1) Cover Up
When you’re outside, try to wear long pants and long-sleeved tops. If possible, choose dark-colored, tightly woven fabrics or look for fabrics that are specially designed to block UV rays.
2) Limit Midday Sun Exposure
Avoid sun exposure during midday. From 10 am to 4 pm the sun’s rays are at their peak, which also means the highest levels of skin-damaging UV rays. A good rule of thumb is to stay out of the sun when your shadow is shorter than you.
3) Wear A Hat
Many types of skin cancer and UV-related sun damage impact the ears, nose, lips, and cheeks. Wearing a large-brimmed hat can help keep your face and eyes protected while outdoors.
4) Slap On The Sunscreen
Use a broad spectrum sunscreen that blocks both UVA and UVB radiation – even on overcast days, since UV rays can travel through clouds to cause damage to your skin.
5) Protect Your Eyes
It’s not just your skin that needs shielding from those intense UV rays – your eyes are also vulnerable to severe, and irreversible, UV damage. Wearing a pair of high-quality, UV-blocking sunglasses is the best way to protect your eyesight while you’re outside – not to mention the fact that color-changing sunglasses are also a great fashion accessory!
6) Sun and Medications Don’t Mix

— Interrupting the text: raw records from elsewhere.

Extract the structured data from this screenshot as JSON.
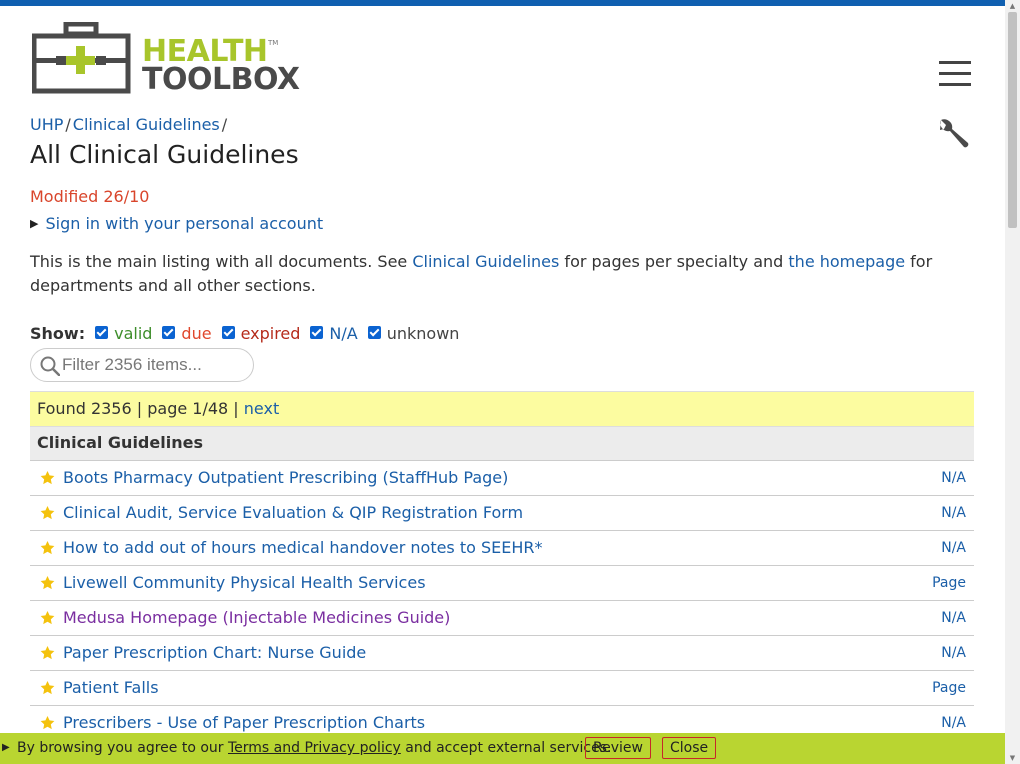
{
  "logo": {
    "line1": "HEALTH",
    "line2": "TOOLBOX",
    "tm": "TM"
  },
  "breadcrumb": [
    {
      "label": "UHP"
    },
    {
      "label": "Clinical Guidelines"
    }
  ],
  "breadcrumb_sep": "/",
  "page_title": "All Clinical Guidelines",
  "modified": "Modified 26/10",
  "signin": {
    "arrow": "▶",
    "label": "Sign in with your personal account"
  },
  "intro": {
    "text1": "This is the main listing with all documents. See ",
    "link1": "Clinical Guidelines",
    "text2": " for pages per specialty and ",
    "link2": "the homepage",
    "text3": " for departments and all other sections."
  },
  "show": {
    "label": "Show:",
    "options": [
      {
        "label": "valid",
        "checked": true
      },
      {
        "label": "due",
        "checked": true
      },
      {
        "label": "expired",
        "checked": true
      },
      {
        "label": "N/A",
        "checked": true
      },
      {
        "label": "unknown",
        "checked": true
      }
    ]
  },
  "filter": {
    "placeholder": "Filter 2356 items..."
  },
  "found": {
    "text": "Found 2356 | page 1/48 | ",
    "next": "next"
  },
  "section": "Clinical Guidelines",
  "items": [
    {
      "title": "Boots Pharmacy Outpatient Prescribing (StaffHub Page)",
      "status": "N/A"
    },
    {
      "title": "Clinical Audit, Service Evaluation & QIP Registration Form",
      "status": "N/A"
    },
    {
      "title": "How to add out of hours medical handover notes to SEEHR*",
      "status": "N/A"
    },
    {
      "title": "Livewell Community Physical Health Services",
      "status": "Page"
    },
    {
      "title": "Medusa Homepage (Injectable Medicines Guide)",
      "status": "N/A",
      "visited": true
    },
    {
      "title": "Paper Prescription Chart: Nurse Guide",
      "status": "N/A"
    },
    {
      "title": "Patient Falls",
      "status": "Page"
    },
    {
      "title": "Prescribers - Use of Paper Prescription Charts",
      "status": "N/A"
    }
  ],
  "cookie": {
    "arrow": "▶",
    "text1": "By browsing you agree to our ",
    "link": "Terms and Privacy policy",
    "text2": " and accept external services.",
    "review": "Review",
    "close": "Close"
  },
  "colors": {
    "brand_green": "#a8c52b",
    "link_blue": "#1b5fa8",
    "top_bar": "#0f5fb0",
    "found_bg": "#fcfca0",
    "cookie_bg": "#b9d531"
  }
}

Some medications can make your skin even more sensitive to the sun, including certain types of antibiotics, anti-fungals, chemotherapy, and blood pressure drugs. If you’re taking medications, be sure to ask your pharmacist about how your treatment could impact your sensitivity to UV rays.
7) Be Careful In The Water

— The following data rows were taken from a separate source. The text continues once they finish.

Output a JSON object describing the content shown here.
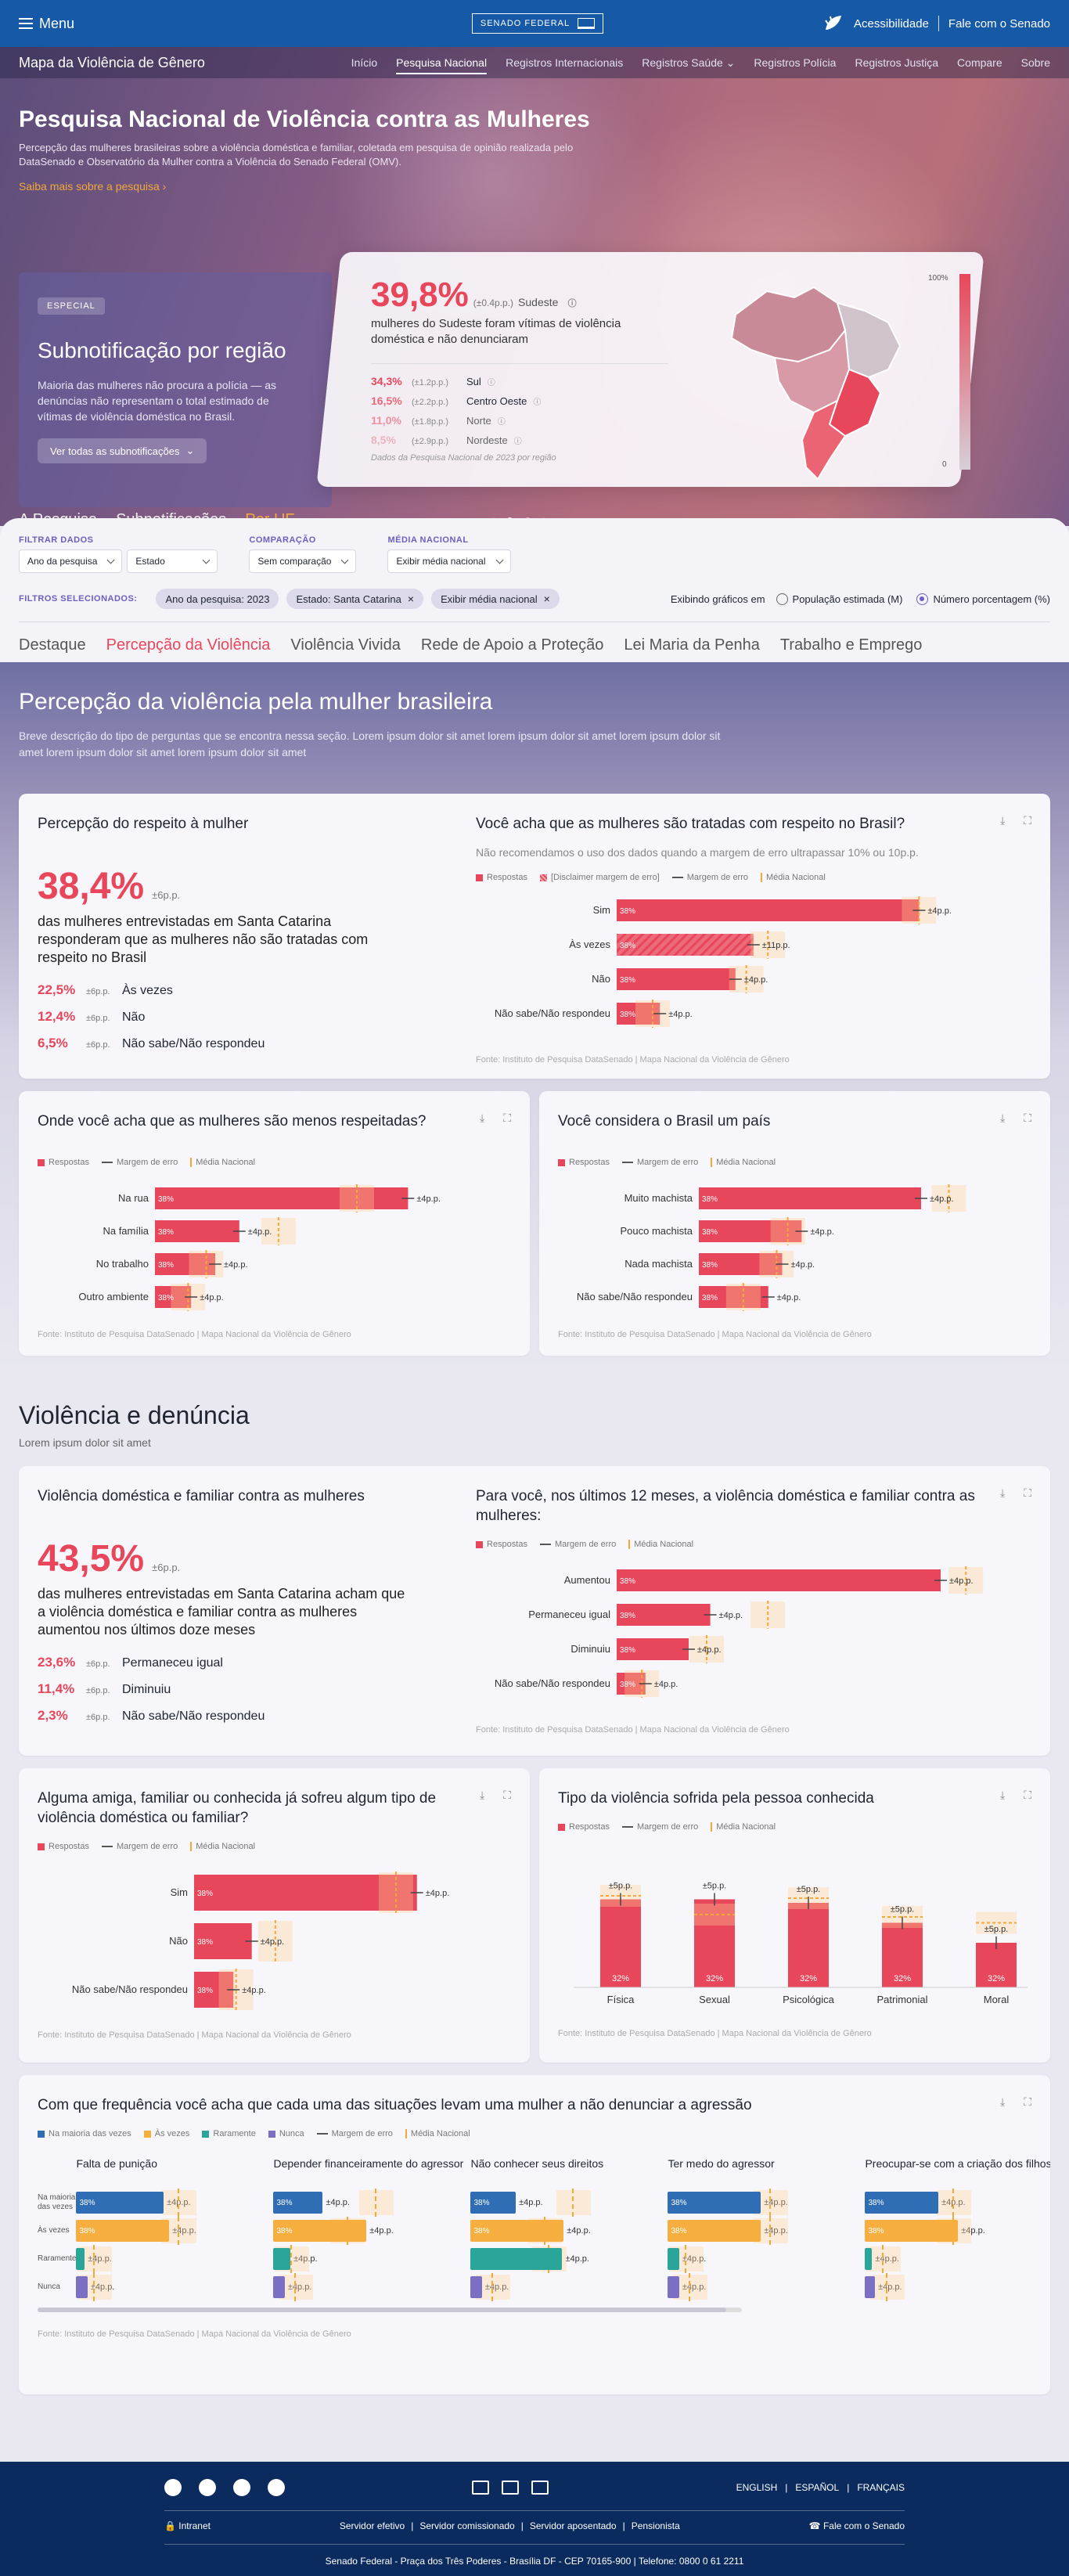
{
  "topbar": {
    "menu": "Menu",
    "logo": "SENADO FEDERAL",
    "accessibility": "Acessibilidade",
    "contact": "Fale com o Senado"
  },
  "subnav": {
    "brand": "Mapa da Violência de Gênero",
    "items": [
      "Início",
      "Pesquisa Nacional",
      "Registros Internacionais",
      "Registros Saúde",
      "Registros Polícia",
      "Registros Justiça",
      "Compare",
      "Sobre"
    ],
    "active": 1
  },
  "hero": {
    "title": "Pesquisa Nacional de Violência contra as Mulheres",
    "description": "Percepção das mulheres brasileiras sobre a violência doméstica e familiar, coletada em pesquisa de opinião realizada pelo DataSenado e Observatório da Mulher contra a Violência do Senado Federal (OMV).",
    "more": "Saiba mais sobre a pesquisa",
    "card": {
      "tag": "ESPECIAL",
      "title": "Subnotificação por região",
      "text": "Maioria das mulheres não procura a polícia — as denúncias não representam o total estimado de vítimas de violência doméstica no Brasil.",
      "button": "Ver todas as subnotificações"
    },
    "stat": {
      "value": "39,8%",
      "margin": "(±0.4p.p.)",
      "region": "Sudeste",
      "desc": "mulheres do Sudeste foram vítimas de violência doméstica e não denunciaram",
      "others": [
        {
          "value": "34,3%",
          "margin": "(±1.2p.p.)",
          "region": "Sul"
        },
        {
          "value": "16,5%",
          "margin": "(±2.2p.p.)",
          "region": "Centro Oeste"
        },
        {
          "value": "11,0%",
          "margin": "(±1.8p.p.)",
          "region": "Norte"
        },
        {
          "value": "8,5%",
          "margin": "(±2.9p.p.)",
          "region": "Nordeste"
        }
      ],
      "source": "Dados da Pesquisa Nacional de 2023 por região",
      "scale_max": "100%",
      "scale_min": "0"
    },
    "tabs": [
      "A Pesquisa",
      "Subnotificações",
      "Por UF"
    ],
    "active_tab": 2
  },
  "filters": {
    "groups": [
      {
        "label": "FILTRAR DADOS",
        "selects": [
          "Ano da pesquisa",
          "Estado"
        ]
      },
      {
        "label": "COMPARAÇÃO",
        "selects": [
          "Sem comparação"
        ]
      },
      {
        "label": "MÉDIA NACIONAL",
        "selects": [
          "Exibir média nacional"
        ]
      }
    ],
    "selected_label": "FILTROS SELECIONADOS:",
    "chips": [
      "Ano da pesquisa: 2023",
      "Estado: Santa Catarina",
      "Exibir média nacional"
    ],
    "showing_label": "Exibindo gráficos em",
    "options": [
      "População estimada (M)",
      "Número porcentagem (%)"
    ],
    "option_selected": 1,
    "section_tabs": [
      "Destaque",
      "Percepção da Violência",
      "Violência Vivida",
      "Rede de Apoio a Proteção",
      "Lei Maria da Penha",
      "Trabalho e Emprego"
    ],
    "section_active": 1
  },
  "section1": {
    "title": "Percepção da violência pela mulher brasileira",
    "desc": "Breve descrição do tipo de perguntas que se encontra nessa seção. Lorem ipsum dolor sit amet lorem ipsum dolor sit amet lorem ipsum dolor sit amet lorem ipsum dolor sit amet lorem ipsum dolor sit amet",
    "respect": {
      "title": "Percepção do respeito à mulher",
      "value": "38,4%",
      "margin": "±6p.p.",
      "text": "das mulheres entrevistadas em Santa Catarina responderam que as mulheres não são tratadas com respeito no Brasil",
      "items": [
        {
          "value": "22,5%",
          "margin": "±6p.p.",
          "label": "Às vezes"
        },
        {
          "value": "12,4%",
          "margin": "±6p.p.",
          "label": "Não"
        },
        {
          "value": "6,5%",
          "margin": "±6p.p.",
          "label": "Não sabe/Não respondeu"
        }
      ]
    },
    "q1": {
      "title": "Você acha que as mulheres são tratadas com respeito no Brasil?",
      "subtitle": "Não recomendamos o uso dos dados quando a margem de erro ultrapassar 10% ou 10p.p.",
      "legend": [
        "Respostas",
        "[Disclaimer margem de erro]",
        "Margem de erro",
        "Média Nacional"
      ],
      "source": "Fonte: Instituto de Pesquisa DataSenado | Mapa Nacional da Violência de Gênero"
    },
    "q2": {
      "title": "Onde você acha que as mulheres são menos respeitadas?",
      "legend": [
        "Respostas",
        "Margem de erro",
        "Média Nacional"
      ],
      "source": "Fonte: Instituto de Pesquisa DataSenado | Mapa Nacional da Violência de Gênero"
    },
    "q3": {
      "title": "Você considera o Brasil um país",
      "legend": [
        "Respostas",
        "Margem de erro",
        "Média Nacional"
      ],
      "source": "Fonte: Instituto de Pesquisa DataSenado | Mapa Nacional da Violência de Gênero"
    }
  },
  "section2": {
    "title": "Violência e denúncia",
    "desc": "Lorem ipsum dolor sit amet",
    "dom": {
      "title": "Violência doméstica e familiar contra as mulheres",
      "value": "43,5%",
      "margin": "±6p.p.",
      "text": "das mulheres entrevistadas em Santa Catarina acham que a violência doméstica e familiar contra as mulheres aumentou nos últimos doze meses",
      "items": [
        {
          "value": "23,6%",
          "margin": "±6p.p.",
          "label": "Permaneceu igual"
        },
        {
          "value": "11,4%",
          "margin": "±6p.p.",
          "label": "Diminuiu"
        },
        {
          "value": "2,3%",
          "margin": "±6p.p.",
          "label": "Não sabe/Não respondeu"
        }
      ]
    },
    "q4": {
      "title": "Para você, nos últimos 12 meses, a violência doméstica e familiar contra as mulheres:",
      "legend": [
        "Respostas",
        "Margem de erro",
        "Média Nacional"
      ],
      "source": "Fonte: Instituto de Pesquisa DataSenado | Mapa Nacional da Violência de Gênero"
    },
    "q5": {
      "title": "Alguma amiga, familiar ou conhecida já sofreu algum tipo de violência doméstica ou familiar?",
      "legend": [
        "Respostas",
        "Margem de erro",
        "Média Nacional"
      ],
      "source": "Fonte: Instituto de Pesquisa DataSenado | Mapa Nacional da Violência de Gênero"
    },
    "q6": {
      "title": "Tipo da violência sofrida pela pessoa conhecida",
      "legend": [
        "Respostas",
        "Margem de erro",
        "Média Nacional"
      ],
      "source": "Fonte: Instituto de Pesquisa DataSenado | Mapa Nacional da Violência de Gênero"
    },
    "q7": {
      "title": "Com que frequência você acha que cada uma das situações levam uma mulher a não denunciar a agressão",
      "legend": [
        "Na maioria das vezes",
        "Às vezes",
        "Raramente",
        "Nunca",
        "Margem de erro",
        "Média Nacional"
      ],
      "rows": [
        "Na maioria das vezes",
        "Às vezes",
        "Raramente",
        "Nunca"
      ],
      "columns": [
        "Falta de punição",
        "Depender financeiramente do agressor",
        "Não conhecer seus direitos",
        "Ter medo do agressor",
        "Preocupar-se com a criação dos filhos"
      ],
      "source": "Fonte: Instituto de Pesquisa DataSenado | Mapa Nacional da Violência de Gênero"
    }
  },
  "colors": {
    "accent": "#e8465a",
    "primary": "#1559a7",
    "purple": "#6b5fc1",
    "orange": "#f3a83a",
    "footer": "#0b2a5e",
    "q7": [
      "#2f6db5",
      "#f6ae3f",
      "#2aa59a",
      "#7a6fc2"
    ]
  },
  "chart_data": [
    {
      "type": "bar",
      "title": "Você acha que as mulheres são tratadas com respeito no Brasil?",
      "categories": [
        "Sim",
        "Às vezes",
        "Não",
        "Não sabe/Não respondeu"
      ],
      "values": [
        38,
        38,
        38,
        38
      ],
      "bar_label": "38%",
      "margins": [
        "±4p.p.",
        "±11p.p.",
        "±4p.p.",
        "±4p.p."
      ],
      "widths": [
        0.84,
        0.38,
        0.33,
        0.12
      ],
      "nat": [
        0.84,
        0.42,
        0.36,
        0.1
      ],
      "warn": [
        false,
        true,
        false,
        false
      ]
    },
    {
      "type": "bar",
      "title": "Onde você acha que as mulheres são menos respeitadas?",
      "categories": [
        "Na rua",
        "Na família",
        "No trabalho",
        "Outro ambiente"
      ],
      "values": [
        38,
        38,
        38,
        38
      ],
      "bar_label": "38%",
      "margins": [
        "±4p.p.",
        "±4p.p.",
        "±4p.p.",
        "±4p.p."
      ],
      "widths": [
        0.84,
        0.28,
        0.2,
        0.12
      ],
      "nat": [
        0.67,
        0.41,
        0.17,
        0.11
      ]
    },
    {
      "type": "bar",
      "title": "Você considera o Brasil um país",
      "categories": [
        "Muito machista",
        "Pouco machista",
        "Nada machista",
        "Não sabe/Não respondeu"
      ],
      "values": [
        38,
        38,
        38,
        38
      ],
      "bar_label": "38%",
      "margins": [
        "±4p.p.",
        "±4p.p.",
        "±4p.p.",
        "±4p.p."
      ],
      "widths": [
        0.8,
        0.37,
        0.3,
        0.25
      ],
      "nat": [
        0.9,
        0.32,
        0.28,
        0.16
      ]
    },
    {
      "type": "bar",
      "title": "Para você, nos últimos 12 meses, a violência doméstica e familiar contra as mulheres:",
      "categories": [
        "Aumentou",
        "Permaneceu igual",
        "Diminuiu",
        "Não sabe/Não respondeu"
      ],
      "values": [
        38,
        38,
        38,
        38
      ],
      "bar_label": "38%",
      "margins": [
        "±4p.p.",
        "±4p.p.",
        "±4p.p.",
        "±4p.p."
      ],
      "widths": [
        0.9,
        0.26,
        0.2,
        0.08
      ],
      "nat": [
        0.97,
        0.42,
        0.25,
        0.07
      ]
    },
    {
      "type": "bar",
      "title": "Alguma amiga, familiar ou conhecida já sofreu algum tipo de violência doméstica ou familiar?",
      "categories": [
        "Sim",
        "Não",
        "Não sabe/Não respondeu"
      ],
      "values": [
        38,
        38,
        38
      ],
      "bar_label": "38%",
      "margins": [
        "±4p.p.",
        "±4p.p.",
        "±4p.p."
      ],
      "widths": [
        0.85,
        0.22,
        0.15
      ],
      "nat": [
        0.77,
        0.31,
        0.16
      ]
    },
    {
      "type": "bar",
      "title": "Tipo da violência sofrida pela pessoa conhecida",
      "categories": [
        "Física",
        "Sexual",
        "Psicológica",
        "Patrimonial",
        "Moral"
      ],
      "values": [
        32,
        32,
        32,
        32,
        32
      ],
      "bar_label": "32%",
      "margins": [
        "±5p.p.",
        "±5p.p.",
        "±5p.p.",
        "±5p.p.",
        "±5p.p."
      ],
      "heights": [
        0.75,
        0.75,
        0.72,
        0.55,
        0.38
      ],
      "nat": [
        0.78,
        0.62,
        0.76,
        0.6,
        0.55
      ]
    }
  ]
}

Water reflects the intense UV rays from the sun, which can expose you to significantly higher levels of UV than you’d normally find away from the beach, lake, or river. Take extra care to apply waterproof, SPF 30 or higher sunscreen when you’re planning on getting wet.